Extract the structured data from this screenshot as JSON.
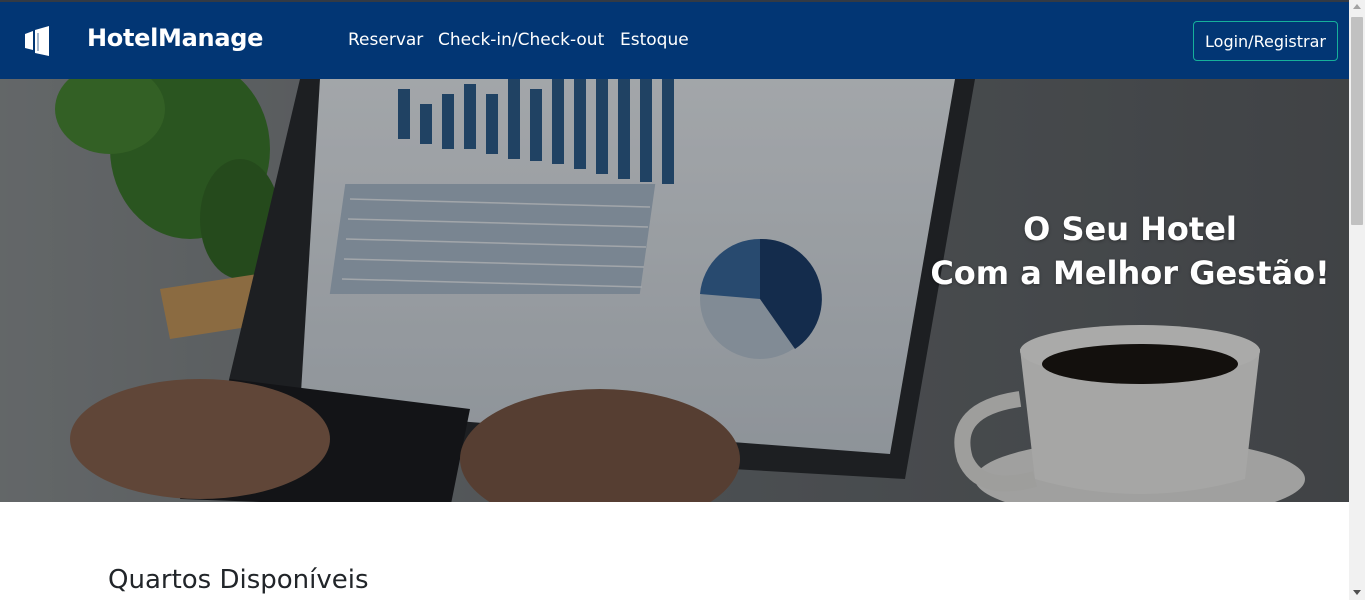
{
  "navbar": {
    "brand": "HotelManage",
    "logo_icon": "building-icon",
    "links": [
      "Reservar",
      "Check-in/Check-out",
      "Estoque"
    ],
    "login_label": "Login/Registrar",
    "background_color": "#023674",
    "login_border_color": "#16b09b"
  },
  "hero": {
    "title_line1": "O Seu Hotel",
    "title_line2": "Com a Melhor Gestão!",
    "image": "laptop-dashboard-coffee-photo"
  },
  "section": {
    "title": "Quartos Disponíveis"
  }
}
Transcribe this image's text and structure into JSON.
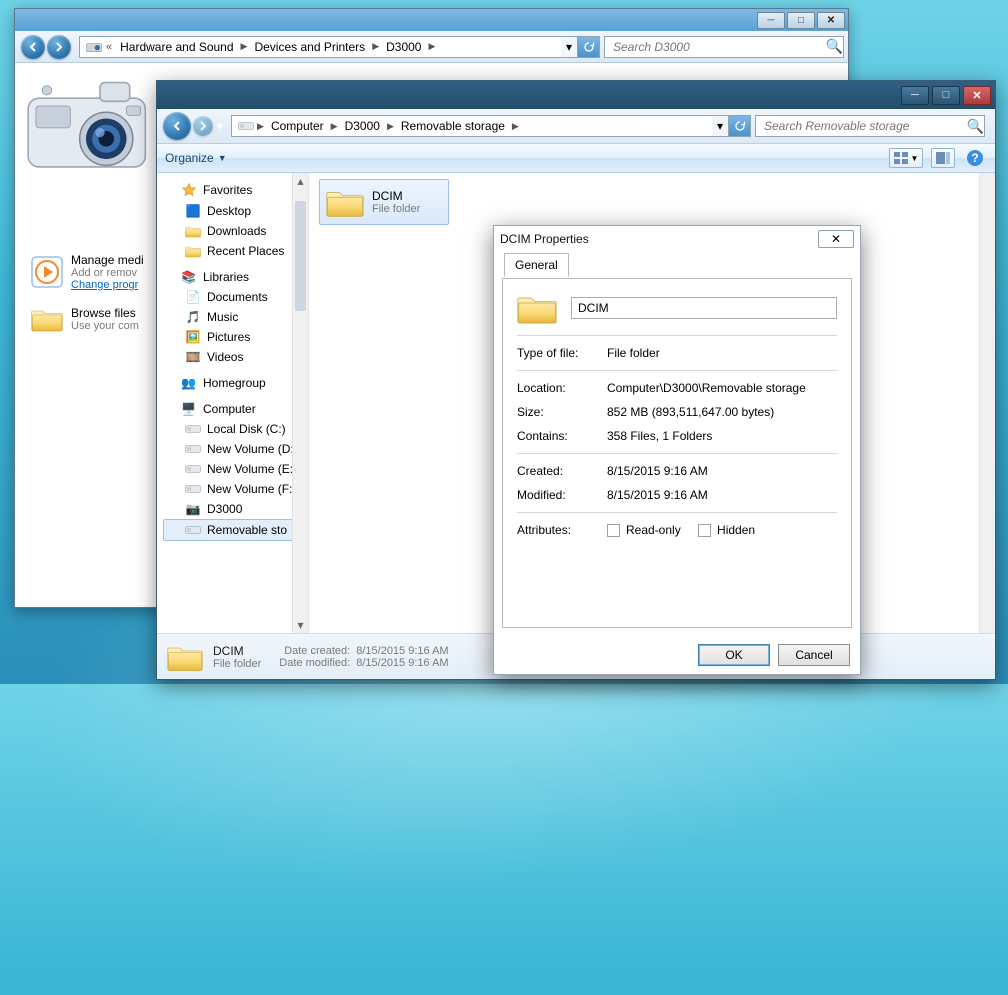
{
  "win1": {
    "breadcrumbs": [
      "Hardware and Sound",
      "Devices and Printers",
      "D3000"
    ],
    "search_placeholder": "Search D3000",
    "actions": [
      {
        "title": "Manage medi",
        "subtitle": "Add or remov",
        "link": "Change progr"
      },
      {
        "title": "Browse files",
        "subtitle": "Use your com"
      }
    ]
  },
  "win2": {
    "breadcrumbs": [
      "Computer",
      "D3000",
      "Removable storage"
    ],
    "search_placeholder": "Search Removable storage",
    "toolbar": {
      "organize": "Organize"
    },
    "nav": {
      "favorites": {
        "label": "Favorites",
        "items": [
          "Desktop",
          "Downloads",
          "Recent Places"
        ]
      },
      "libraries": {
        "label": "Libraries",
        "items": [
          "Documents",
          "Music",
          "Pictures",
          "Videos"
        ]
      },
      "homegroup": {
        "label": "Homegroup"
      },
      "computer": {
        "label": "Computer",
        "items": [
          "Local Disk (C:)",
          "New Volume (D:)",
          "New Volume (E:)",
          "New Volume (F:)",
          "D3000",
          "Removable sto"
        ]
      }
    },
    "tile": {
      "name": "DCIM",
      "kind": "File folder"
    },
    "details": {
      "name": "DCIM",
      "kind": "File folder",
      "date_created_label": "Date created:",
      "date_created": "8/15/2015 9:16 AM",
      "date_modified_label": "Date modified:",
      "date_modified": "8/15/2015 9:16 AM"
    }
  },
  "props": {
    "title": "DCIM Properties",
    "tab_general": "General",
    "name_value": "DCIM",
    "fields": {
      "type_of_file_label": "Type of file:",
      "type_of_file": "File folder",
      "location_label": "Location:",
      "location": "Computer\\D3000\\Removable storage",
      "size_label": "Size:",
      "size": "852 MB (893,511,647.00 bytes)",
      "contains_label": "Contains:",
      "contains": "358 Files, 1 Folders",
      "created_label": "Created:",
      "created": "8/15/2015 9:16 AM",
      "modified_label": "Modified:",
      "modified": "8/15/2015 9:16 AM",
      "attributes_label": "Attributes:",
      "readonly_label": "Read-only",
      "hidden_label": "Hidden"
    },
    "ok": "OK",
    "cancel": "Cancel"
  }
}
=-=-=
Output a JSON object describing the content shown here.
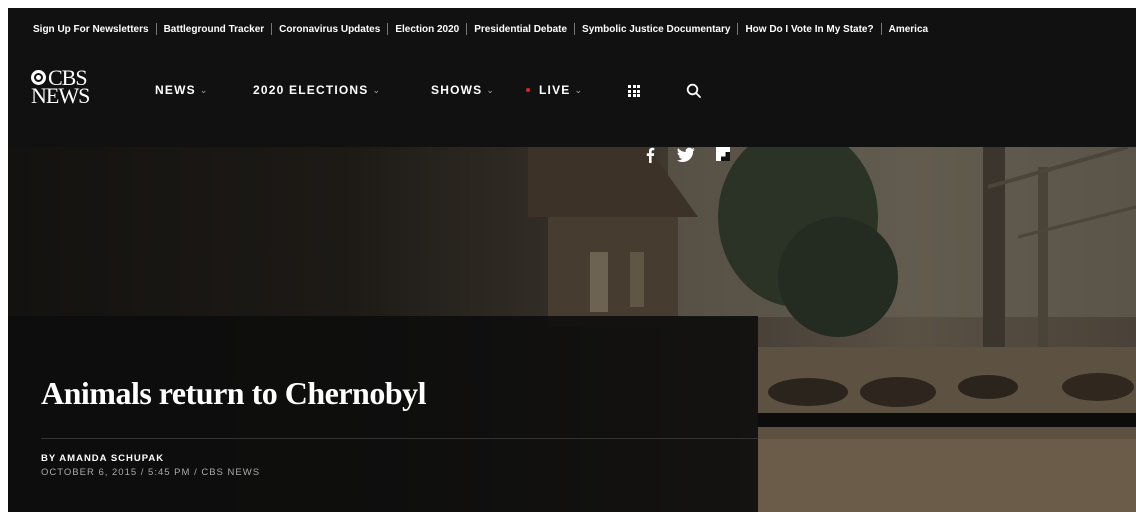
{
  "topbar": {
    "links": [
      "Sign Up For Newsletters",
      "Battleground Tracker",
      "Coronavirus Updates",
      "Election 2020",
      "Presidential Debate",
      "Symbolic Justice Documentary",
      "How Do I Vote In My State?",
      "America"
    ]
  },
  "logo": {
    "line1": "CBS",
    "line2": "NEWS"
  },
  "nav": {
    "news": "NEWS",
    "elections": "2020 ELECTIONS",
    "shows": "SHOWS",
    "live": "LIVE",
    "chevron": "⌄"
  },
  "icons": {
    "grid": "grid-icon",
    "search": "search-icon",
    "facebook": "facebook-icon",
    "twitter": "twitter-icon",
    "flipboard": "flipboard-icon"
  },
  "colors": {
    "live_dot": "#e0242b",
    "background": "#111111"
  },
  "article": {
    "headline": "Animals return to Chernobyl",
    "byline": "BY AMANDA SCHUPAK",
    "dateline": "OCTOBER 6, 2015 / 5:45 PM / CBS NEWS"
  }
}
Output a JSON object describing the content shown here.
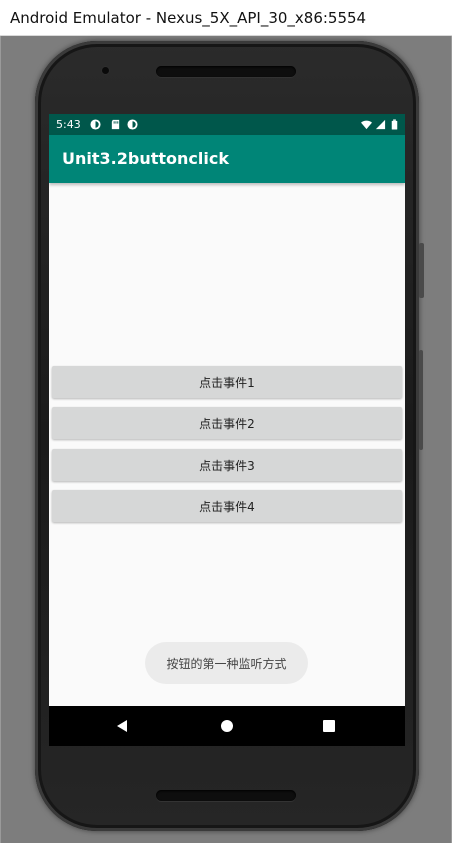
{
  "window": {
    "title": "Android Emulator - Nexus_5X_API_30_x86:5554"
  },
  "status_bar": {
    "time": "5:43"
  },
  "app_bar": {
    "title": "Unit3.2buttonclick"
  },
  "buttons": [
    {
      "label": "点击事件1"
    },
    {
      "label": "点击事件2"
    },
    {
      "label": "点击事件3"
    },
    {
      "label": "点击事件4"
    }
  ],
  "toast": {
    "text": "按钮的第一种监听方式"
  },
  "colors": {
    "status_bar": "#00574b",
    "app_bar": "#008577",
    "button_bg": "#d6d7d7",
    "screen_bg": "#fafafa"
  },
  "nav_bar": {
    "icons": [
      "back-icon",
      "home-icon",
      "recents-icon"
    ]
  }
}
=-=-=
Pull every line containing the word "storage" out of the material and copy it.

      "Removable storage"
    "search_placeholder": "Search Removable storage",
      "location": "Computer\\D3000\\Removable storage",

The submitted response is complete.